The biggest trick to keeping a good knife on you without attracting stares is to not attract attention. Knives are tools, not toys - if they are needed, they should be out and doing their job, then back in concealment. Keep them concealed. Don't play with it. Don't use it when you don't need it, don't show it off, and follow the rules unless you're in a situation where you must choose between being tried by twelve or carried by six.

Don't be rude, or suspicious. People treat you as they're treated by you. Remember, police and people won't hunt down a good man with a bad knife, nowhere near what they'll do to a bad man with a good one.

July 27, 2006

Weapons of Mass Destruction

Lebanese doctors have claimed Israel deployed Weapons of Mass Destruction : Phosphorus

Excluding the obvious responses : that phosphorus and its resulting smoke are less lethal than fuel oil fumes, and that it doesn't cause a skeleton to shrink in size, there's one thing I like about this sort of mess.

The same people that insist 1.77 tons of enriched uranium and 500 shells of chemical and biological weapons weren't WMDs, now insist that phosphorus is a WMD.


July 26, 2006


The single most useful tool in a survival situation is a good knife. While a gun will protect you from predators and ensure meat, but it can not skin an animal, nor can not make an economical shelter. A box of matches will do very little without cut, dry kindling.

A decent knife and some careful leverage can turn scrap cloth and dirt into a shelter. It can . A knife, a stick, and shoelaces will light a fire in even nasty weather. A knife can get you out of a jammed car seatbelt, or just be damned handy if you need to get a bag of food open, or break down a few dozen boxes, or snap open a stuck cabinet.

But despite this, few people carry or even own a hefty blade. Part of this is social stigma, part is the legalities, and a final part is the fairly steep learning curve a knife requires.

I can't help much with the lawyer part of that. I've never been a lawyer, and blade laws change too often and are reinterpretated even more commonly.

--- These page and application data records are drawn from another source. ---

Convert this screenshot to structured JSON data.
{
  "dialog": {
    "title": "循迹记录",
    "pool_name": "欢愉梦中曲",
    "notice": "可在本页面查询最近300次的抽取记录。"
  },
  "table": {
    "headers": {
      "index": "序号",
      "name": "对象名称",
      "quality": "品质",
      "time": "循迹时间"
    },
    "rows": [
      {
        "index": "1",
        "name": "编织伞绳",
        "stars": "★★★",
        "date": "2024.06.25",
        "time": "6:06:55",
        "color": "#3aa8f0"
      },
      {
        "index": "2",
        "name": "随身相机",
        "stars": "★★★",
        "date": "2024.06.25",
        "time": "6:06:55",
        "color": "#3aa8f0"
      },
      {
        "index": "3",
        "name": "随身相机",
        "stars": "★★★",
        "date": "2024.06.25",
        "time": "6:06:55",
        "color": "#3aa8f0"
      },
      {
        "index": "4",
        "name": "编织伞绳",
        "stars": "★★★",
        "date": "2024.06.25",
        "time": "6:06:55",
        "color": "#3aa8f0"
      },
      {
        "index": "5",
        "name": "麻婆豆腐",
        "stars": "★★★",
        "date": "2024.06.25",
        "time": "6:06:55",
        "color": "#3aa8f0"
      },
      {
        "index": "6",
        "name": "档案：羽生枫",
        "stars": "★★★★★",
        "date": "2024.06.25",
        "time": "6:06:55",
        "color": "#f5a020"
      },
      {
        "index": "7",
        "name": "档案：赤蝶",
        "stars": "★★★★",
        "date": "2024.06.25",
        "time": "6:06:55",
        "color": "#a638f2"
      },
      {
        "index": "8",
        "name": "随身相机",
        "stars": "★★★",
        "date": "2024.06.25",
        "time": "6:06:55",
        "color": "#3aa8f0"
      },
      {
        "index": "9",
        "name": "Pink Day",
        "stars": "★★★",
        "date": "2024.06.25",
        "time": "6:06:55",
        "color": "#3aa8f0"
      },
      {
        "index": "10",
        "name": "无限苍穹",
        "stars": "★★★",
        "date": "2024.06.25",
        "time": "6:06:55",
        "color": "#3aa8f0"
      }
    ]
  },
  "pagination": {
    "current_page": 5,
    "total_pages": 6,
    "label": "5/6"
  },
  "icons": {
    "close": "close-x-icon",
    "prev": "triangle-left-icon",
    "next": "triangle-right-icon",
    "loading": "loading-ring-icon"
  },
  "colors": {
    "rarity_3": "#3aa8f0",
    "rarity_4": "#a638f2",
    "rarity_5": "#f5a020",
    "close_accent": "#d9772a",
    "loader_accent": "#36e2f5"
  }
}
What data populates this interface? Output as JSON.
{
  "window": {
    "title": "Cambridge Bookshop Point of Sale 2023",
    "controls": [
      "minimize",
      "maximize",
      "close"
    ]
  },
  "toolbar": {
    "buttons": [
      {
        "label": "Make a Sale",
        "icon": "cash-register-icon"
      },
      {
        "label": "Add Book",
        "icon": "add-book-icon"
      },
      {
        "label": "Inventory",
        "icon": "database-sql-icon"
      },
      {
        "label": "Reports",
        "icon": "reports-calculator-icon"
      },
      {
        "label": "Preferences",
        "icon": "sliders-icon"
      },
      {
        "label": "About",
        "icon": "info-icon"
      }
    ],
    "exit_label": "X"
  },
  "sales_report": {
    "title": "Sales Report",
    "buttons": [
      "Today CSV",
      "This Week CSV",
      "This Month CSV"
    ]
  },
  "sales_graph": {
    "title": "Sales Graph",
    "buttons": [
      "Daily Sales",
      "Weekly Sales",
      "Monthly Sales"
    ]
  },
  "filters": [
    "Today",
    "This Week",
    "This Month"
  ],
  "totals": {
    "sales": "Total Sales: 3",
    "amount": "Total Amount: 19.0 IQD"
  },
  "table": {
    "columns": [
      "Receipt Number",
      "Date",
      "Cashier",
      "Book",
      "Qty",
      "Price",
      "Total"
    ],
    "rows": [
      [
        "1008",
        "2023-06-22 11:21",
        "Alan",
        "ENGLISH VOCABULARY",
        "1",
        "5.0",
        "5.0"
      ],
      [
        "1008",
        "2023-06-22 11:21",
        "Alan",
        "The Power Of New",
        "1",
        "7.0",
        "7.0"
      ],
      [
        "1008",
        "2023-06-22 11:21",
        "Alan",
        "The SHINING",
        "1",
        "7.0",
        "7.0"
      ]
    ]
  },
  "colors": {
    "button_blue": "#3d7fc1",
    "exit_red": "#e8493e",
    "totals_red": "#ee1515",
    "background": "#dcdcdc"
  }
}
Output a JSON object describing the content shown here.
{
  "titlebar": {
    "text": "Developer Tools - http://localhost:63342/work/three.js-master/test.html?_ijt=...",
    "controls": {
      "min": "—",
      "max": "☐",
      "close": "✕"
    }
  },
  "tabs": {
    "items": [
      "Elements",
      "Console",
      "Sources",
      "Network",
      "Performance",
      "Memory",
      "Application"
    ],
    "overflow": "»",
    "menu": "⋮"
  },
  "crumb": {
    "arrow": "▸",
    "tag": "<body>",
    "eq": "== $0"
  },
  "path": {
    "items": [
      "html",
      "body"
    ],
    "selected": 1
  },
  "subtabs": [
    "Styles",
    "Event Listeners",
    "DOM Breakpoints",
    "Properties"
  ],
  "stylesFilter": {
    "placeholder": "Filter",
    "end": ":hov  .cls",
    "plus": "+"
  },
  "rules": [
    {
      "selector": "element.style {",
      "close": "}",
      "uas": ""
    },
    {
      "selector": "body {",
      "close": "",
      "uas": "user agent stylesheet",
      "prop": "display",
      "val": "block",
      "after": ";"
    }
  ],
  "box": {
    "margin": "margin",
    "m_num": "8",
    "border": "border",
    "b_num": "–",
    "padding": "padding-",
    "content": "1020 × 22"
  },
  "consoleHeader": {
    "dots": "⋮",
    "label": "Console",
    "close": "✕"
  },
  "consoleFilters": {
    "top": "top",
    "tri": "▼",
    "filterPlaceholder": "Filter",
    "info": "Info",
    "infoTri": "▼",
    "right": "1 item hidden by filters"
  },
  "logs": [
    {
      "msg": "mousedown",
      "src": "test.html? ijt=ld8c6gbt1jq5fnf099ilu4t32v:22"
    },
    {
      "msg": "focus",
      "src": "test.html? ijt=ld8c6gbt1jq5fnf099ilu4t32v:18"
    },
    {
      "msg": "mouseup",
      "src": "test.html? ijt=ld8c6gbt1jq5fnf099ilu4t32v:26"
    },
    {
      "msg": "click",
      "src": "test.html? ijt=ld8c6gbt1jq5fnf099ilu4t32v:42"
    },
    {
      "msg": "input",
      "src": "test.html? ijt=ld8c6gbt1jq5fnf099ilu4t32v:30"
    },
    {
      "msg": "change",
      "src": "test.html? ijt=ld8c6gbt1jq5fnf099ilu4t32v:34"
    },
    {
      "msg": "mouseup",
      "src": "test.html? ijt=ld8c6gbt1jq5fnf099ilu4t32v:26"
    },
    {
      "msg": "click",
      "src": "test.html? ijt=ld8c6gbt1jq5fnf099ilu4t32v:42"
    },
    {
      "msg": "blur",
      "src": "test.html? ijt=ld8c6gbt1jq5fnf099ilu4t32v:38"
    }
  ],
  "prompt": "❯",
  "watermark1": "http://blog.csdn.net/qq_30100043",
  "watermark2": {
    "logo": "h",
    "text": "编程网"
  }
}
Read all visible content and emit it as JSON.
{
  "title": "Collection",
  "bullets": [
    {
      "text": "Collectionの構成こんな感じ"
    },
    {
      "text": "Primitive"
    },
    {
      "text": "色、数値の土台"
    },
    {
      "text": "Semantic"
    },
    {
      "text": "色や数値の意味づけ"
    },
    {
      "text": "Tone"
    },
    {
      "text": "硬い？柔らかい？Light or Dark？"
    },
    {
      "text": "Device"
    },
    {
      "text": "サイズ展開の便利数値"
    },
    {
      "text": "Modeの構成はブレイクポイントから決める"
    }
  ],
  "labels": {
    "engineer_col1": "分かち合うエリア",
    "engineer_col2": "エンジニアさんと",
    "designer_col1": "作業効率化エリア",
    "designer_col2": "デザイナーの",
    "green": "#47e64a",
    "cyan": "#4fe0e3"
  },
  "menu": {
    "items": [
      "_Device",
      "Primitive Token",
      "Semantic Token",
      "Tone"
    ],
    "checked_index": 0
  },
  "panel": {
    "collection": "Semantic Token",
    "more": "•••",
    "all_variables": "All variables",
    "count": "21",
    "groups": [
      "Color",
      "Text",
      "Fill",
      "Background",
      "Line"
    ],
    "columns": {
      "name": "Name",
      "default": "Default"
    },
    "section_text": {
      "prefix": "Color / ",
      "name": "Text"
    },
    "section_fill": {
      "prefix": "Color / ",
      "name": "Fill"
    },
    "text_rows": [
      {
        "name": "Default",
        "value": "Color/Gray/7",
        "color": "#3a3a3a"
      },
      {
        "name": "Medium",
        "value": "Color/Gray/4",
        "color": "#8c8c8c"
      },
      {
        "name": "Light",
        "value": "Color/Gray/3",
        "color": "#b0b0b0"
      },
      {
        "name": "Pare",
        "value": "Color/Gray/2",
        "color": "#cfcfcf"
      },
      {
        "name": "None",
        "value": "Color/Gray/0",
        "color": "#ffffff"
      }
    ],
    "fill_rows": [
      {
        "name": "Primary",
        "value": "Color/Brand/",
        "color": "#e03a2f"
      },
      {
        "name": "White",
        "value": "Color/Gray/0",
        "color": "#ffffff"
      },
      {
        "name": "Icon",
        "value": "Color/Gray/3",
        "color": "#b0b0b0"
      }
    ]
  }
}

I can tell you what you need to start in the world of blades, and how to deal with the social aspects.

July 25, 2006

Welcome to Citizen's Arrest

Cit - i - zen's Ar - rest :
The right of a citizen to restrain an individual seen committing a felony.

Welcome, and I'll be your host here at Citizen's Arrest.

Citizen's Arrest is here to give examples of good and evil, right and wrong, truth and lies, in a society that increasingly confuses them.

Expect to see links to seldom-known laws, oft-ignored judicial rulings, and a few complaints about what out legal structure should be. Expect guns, knives, and sticks, as well as theory and practice on their uses in normal and abnormal situations.

Call me Gattsuru. I have : earned a CCNA, taught high school physics and social sciences, and worked too many different minor jobs to count. I have been sliced, stabbed, clubbed, shot (once), and electrocuted (once notably).

I am a soulless, evil, animal, usually found somewhere between a conservative and a small - l libertarian. While I am not religious, I do maintain knowledge of religions, and have a strict code of morality.

I am a crazed nutcase, but then again, why else would anyone go into politics or technology?